**Work task:**
Within this listing, how many lines carry the string "Finanse"? State the number only.

**The records:**

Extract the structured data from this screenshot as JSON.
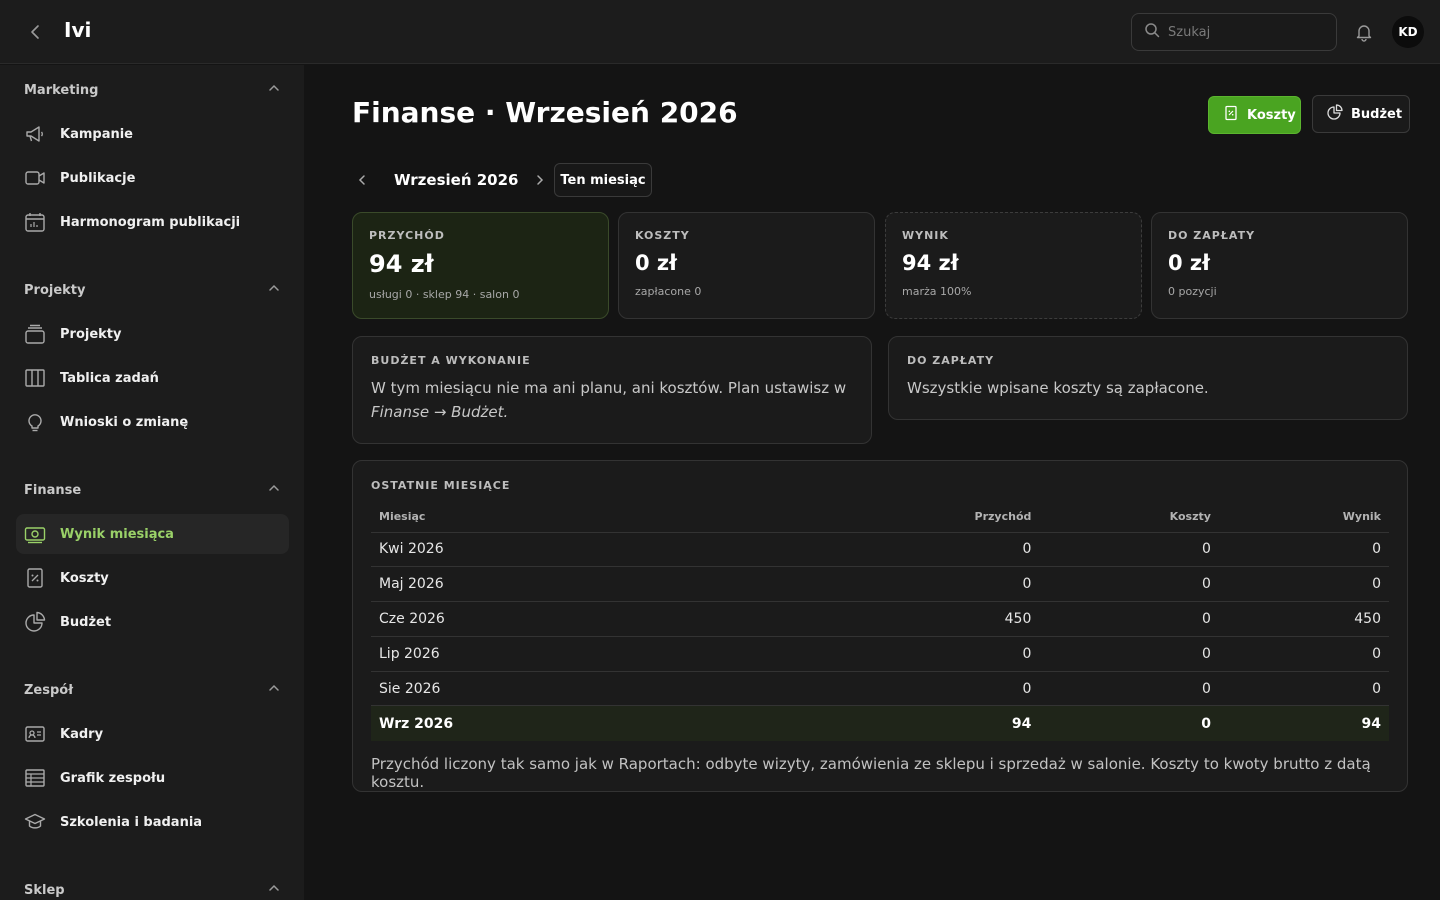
{
  "header": {
    "app_title": "Ivi",
    "search_placeholder": "Szukaj",
    "avatar_initials": "KD"
  },
  "sidebar": {
    "sections": [
      {
        "label": "Marketing",
        "items": [
          {
            "label": "Kampanie",
            "icon": "megaphone-icon"
          },
          {
            "label": "Publikacje",
            "icon": "video-icon"
          },
          {
            "label": "Harmonogram publikacji",
            "icon": "calendar-icon"
          }
        ]
      },
      {
        "label": "Projekty",
        "items": [
          {
            "label": "Projekty",
            "icon": "folder-stack-icon"
          },
          {
            "label": "Tablica zadań",
            "icon": "kanban-icon"
          },
          {
            "label": "Wnioski o zmianę",
            "icon": "lightbulb-icon"
          }
        ]
      },
      {
        "label": "Finanse",
        "items": [
          {
            "label": "Wynik miesiąca",
            "icon": "money-icon",
            "active": true
          },
          {
            "label": "Koszty",
            "icon": "receipt-icon"
          },
          {
            "label": "Budżet",
            "icon": "pie-chart-icon"
          }
        ]
      },
      {
        "label": "Zespół",
        "items": [
          {
            "label": "Kadry",
            "icon": "id-card-icon"
          },
          {
            "label": "Grafik zespołu",
            "icon": "schedule-grid-icon"
          },
          {
            "label": "Szkolenia i badania",
            "icon": "graduation-cap-icon"
          }
        ]
      },
      {
        "label": "Sklep",
        "items": []
      }
    ]
  },
  "main": {
    "title": "Finanse · Wrzesień 2026",
    "buttons": {
      "costs": "Koszty",
      "budget": "Budżet"
    },
    "month_label": "Wrzesień 2026",
    "this_month_label": "Ten miesiąc",
    "stats": [
      {
        "label": "PRZYCHÓD",
        "value": "94 zł",
        "sub": "usługi 0 · sklep 94 · salon 0"
      },
      {
        "label": "KOSZTY",
        "value": "0 zł",
        "sub": "zapłacone 0"
      },
      {
        "label": "WYNIK",
        "value": "94 zł",
        "sub": "marża 100%"
      },
      {
        "label": "DO ZAPŁATY",
        "value": "0 zł",
        "sub": "0 pozycji"
      }
    ],
    "budget_panel": {
      "label": "BUDŻET A WYKONANIE",
      "text": "W tym miesiącu nie ma ani planu, ani kosztów. Plan ustawisz w",
      "link_text": "Finanse → Budżet."
    },
    "payable_panel": {
      "label": "DO ZAPŁATY",
      "text": "Wszystkie wpisane koszty są zapłacone."
    },
    "recent": {
      "label": "OSTATNIE MIESIĄCE",
      "columns": [
        "Miesiąc",
        "Przychód",
        "Koszty",
        "Wynik"
      ],
      "rows": [
        [
          "Kwi 2026",
          "0",
          "0",
          "0"
        ],
        [
          "Maj 2026",
          "0",
          "0",
          "0"
        ],
        [
          "Cze 2026",
          "450",
          "0",
          "450"
        ],
        [
          "Lip 2026",
          "0",
          "0",
          "0"
        ],
        [
          "Sie 2026",
          "0",
          "0",
          "0"
        ],
        [
          "Wrz 2026",
          "94",
          "0",
          "94"
        ]
      ],
      "footnote": "Przychód liczony tak samo jak w Raportach: odbyte wizyty, zamówienia ze sklepu i sprzedaż w salonie. Koszty to kwoty brutto z datą kosztu."
    }
  },
  "colors": {
    "accent_green": "#4aa421",
    "active_nav_text": "#9ad168",
    "background": "#141414"
  }
}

**Output below:**
3